Extracted entries: Begin

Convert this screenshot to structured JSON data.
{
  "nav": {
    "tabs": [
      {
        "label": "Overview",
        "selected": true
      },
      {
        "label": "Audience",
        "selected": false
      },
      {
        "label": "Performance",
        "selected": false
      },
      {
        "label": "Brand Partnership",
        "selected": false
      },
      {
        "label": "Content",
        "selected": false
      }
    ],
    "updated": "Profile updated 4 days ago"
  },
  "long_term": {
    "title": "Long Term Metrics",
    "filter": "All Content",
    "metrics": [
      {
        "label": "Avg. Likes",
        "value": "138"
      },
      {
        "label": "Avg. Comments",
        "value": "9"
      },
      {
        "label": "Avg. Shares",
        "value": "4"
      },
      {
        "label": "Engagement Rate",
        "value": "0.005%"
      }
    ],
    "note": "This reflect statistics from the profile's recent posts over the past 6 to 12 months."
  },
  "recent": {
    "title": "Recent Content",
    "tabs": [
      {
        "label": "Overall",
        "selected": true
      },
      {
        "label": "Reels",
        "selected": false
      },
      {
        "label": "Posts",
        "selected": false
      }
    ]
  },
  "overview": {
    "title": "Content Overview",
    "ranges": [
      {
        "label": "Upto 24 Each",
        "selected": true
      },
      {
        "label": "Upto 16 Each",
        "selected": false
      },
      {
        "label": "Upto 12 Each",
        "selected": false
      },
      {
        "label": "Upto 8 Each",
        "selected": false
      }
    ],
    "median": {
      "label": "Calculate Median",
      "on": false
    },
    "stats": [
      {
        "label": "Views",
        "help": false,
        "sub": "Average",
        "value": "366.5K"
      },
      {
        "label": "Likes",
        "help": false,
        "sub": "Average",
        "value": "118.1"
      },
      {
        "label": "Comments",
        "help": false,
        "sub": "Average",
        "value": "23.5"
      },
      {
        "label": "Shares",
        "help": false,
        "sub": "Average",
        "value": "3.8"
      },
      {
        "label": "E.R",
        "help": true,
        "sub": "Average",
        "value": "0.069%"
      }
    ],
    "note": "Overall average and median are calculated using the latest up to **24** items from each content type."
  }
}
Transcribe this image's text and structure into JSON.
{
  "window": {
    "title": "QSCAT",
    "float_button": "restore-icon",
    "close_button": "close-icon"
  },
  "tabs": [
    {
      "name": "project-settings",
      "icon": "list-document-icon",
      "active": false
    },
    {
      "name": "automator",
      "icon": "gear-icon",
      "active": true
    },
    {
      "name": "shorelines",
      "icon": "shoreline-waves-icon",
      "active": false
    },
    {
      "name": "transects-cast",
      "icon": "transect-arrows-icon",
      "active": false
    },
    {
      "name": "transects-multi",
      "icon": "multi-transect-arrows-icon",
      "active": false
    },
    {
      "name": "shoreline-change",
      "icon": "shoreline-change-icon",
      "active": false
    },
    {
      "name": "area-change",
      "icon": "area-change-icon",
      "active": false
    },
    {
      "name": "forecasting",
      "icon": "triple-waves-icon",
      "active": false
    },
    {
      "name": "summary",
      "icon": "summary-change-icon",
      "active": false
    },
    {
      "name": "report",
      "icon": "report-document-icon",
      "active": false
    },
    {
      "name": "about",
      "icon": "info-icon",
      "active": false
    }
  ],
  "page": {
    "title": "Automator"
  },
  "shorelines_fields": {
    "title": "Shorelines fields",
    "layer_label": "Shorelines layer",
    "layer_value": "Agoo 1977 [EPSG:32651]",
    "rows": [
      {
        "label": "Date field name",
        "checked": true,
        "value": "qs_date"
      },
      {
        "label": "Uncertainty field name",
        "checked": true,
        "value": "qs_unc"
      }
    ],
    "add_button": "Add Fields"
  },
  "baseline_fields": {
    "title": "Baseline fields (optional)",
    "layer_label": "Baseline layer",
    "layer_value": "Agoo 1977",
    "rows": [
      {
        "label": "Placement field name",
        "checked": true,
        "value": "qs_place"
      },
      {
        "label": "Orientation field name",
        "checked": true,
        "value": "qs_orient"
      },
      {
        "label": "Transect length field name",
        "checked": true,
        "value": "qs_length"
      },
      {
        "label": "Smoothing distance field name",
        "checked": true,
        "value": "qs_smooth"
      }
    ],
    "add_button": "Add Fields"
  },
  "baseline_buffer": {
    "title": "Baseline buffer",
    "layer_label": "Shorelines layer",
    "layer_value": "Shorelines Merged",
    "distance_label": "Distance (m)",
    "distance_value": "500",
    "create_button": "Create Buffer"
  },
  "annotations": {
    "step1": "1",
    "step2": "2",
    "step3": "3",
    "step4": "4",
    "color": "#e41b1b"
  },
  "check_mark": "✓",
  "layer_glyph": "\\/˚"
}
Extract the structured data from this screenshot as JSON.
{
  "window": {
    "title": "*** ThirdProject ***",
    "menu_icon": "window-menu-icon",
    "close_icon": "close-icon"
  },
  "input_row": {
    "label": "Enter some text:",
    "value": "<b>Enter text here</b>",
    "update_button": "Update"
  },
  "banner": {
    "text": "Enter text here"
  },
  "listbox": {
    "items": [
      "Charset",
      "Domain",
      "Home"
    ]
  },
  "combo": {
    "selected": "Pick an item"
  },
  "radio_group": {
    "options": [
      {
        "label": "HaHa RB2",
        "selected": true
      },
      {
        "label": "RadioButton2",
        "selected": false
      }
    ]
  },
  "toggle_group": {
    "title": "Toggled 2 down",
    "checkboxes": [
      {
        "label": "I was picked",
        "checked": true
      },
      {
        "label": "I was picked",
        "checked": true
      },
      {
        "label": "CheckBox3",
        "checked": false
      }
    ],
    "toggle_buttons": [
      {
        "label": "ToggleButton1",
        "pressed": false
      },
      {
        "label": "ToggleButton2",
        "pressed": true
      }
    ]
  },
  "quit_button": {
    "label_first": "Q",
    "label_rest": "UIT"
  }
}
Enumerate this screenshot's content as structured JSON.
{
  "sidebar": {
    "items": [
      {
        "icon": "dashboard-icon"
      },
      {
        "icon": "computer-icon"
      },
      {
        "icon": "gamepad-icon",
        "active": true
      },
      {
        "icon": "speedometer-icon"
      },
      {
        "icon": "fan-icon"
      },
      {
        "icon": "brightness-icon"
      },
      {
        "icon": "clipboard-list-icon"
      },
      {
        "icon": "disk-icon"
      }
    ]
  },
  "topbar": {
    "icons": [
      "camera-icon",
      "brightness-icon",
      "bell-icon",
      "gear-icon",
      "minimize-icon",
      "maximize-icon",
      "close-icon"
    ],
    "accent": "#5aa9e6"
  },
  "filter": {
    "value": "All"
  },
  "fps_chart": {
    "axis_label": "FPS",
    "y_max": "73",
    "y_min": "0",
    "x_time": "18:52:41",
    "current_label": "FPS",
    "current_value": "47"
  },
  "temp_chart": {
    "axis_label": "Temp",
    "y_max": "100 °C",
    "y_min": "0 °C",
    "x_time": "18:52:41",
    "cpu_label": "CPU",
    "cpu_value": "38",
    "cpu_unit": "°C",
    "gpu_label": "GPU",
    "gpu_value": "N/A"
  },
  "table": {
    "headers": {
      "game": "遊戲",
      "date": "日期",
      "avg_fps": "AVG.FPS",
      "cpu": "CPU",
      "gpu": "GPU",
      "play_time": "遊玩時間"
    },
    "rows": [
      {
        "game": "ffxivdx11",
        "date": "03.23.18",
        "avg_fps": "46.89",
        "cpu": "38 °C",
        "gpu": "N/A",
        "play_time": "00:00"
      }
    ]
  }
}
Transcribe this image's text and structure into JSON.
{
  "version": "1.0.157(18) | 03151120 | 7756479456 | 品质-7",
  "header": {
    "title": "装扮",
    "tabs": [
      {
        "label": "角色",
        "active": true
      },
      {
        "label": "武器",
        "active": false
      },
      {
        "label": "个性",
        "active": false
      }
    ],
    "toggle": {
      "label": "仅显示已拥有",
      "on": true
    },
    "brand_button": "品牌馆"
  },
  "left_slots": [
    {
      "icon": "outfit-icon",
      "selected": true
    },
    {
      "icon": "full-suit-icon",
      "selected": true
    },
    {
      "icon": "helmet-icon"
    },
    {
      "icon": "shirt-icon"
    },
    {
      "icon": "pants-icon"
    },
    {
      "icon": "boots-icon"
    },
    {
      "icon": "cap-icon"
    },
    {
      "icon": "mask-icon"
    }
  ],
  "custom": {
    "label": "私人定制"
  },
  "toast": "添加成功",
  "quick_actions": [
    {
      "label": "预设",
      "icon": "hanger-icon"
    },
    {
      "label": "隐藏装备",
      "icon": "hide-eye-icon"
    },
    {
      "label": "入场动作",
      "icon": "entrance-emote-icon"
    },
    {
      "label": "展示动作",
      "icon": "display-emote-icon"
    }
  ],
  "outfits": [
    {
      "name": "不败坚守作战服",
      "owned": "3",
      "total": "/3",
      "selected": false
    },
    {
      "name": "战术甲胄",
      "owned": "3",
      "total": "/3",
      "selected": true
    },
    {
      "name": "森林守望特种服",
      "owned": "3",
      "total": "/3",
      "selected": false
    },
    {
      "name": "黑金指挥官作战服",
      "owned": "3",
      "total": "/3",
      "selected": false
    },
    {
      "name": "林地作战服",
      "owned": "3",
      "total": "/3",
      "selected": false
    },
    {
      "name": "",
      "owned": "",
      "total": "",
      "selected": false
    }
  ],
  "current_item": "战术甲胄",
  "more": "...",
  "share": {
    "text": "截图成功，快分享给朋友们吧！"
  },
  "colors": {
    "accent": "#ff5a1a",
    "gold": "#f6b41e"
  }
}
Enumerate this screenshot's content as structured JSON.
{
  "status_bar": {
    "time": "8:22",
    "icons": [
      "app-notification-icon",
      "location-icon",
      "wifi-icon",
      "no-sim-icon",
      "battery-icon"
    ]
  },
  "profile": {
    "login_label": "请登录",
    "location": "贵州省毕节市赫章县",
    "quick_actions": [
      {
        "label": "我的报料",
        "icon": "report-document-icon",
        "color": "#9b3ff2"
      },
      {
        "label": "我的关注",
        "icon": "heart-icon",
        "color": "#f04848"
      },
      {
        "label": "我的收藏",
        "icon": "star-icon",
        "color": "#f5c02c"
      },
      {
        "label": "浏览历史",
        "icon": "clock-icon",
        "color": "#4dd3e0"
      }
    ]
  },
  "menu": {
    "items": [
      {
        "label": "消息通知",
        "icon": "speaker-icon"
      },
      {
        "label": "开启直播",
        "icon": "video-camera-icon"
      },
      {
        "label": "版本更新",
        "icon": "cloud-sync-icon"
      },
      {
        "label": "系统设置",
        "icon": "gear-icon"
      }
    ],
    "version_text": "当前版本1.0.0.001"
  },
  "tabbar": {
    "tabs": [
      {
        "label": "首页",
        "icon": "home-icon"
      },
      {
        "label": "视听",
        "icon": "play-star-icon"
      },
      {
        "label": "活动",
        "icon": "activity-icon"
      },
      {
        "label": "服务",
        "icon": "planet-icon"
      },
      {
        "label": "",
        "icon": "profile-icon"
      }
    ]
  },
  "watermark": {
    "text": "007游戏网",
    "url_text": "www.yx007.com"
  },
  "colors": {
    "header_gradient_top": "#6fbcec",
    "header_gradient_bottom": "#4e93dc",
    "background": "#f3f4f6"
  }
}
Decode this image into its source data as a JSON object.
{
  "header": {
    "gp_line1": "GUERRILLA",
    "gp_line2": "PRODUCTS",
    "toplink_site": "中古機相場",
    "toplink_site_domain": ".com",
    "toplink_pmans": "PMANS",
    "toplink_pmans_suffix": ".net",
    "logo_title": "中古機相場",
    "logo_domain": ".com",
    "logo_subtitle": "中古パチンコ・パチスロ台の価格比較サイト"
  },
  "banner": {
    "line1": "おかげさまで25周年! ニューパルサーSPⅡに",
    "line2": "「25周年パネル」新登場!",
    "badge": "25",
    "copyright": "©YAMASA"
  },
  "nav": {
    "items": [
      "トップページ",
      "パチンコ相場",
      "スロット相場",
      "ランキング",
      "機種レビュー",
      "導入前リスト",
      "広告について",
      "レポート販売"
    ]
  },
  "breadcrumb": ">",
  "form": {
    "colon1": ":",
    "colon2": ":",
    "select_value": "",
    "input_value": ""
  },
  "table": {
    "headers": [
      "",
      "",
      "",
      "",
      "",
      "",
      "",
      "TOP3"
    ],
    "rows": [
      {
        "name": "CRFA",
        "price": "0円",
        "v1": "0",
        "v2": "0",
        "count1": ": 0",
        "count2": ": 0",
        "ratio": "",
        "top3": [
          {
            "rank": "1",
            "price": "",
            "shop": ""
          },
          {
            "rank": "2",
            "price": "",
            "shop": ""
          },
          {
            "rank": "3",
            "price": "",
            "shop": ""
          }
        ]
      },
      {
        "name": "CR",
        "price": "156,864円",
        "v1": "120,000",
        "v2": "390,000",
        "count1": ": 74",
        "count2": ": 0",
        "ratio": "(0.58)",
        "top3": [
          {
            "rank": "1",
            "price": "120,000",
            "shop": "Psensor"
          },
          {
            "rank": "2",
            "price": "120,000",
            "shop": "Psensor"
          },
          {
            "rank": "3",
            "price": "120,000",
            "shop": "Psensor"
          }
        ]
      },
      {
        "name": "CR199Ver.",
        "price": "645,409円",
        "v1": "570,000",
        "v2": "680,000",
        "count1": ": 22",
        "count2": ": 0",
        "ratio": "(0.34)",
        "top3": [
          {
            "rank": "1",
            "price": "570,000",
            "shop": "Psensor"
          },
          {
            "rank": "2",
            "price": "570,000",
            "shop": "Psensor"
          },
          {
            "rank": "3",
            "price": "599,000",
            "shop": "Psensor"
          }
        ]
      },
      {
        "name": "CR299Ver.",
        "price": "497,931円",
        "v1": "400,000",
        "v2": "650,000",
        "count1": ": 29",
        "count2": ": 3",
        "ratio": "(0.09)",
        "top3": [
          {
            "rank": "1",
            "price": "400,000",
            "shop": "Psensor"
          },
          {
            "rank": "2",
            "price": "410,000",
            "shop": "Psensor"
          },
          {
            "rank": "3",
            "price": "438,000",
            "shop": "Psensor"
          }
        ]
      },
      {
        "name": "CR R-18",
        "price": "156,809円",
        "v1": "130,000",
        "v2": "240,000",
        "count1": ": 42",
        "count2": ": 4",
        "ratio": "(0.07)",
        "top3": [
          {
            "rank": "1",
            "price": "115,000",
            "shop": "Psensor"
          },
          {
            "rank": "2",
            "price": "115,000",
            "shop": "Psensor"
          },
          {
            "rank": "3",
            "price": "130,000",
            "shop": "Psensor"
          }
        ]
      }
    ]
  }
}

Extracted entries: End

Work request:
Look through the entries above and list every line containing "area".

Response:
      "name": "area-change",
      "icon": "area-change-icon",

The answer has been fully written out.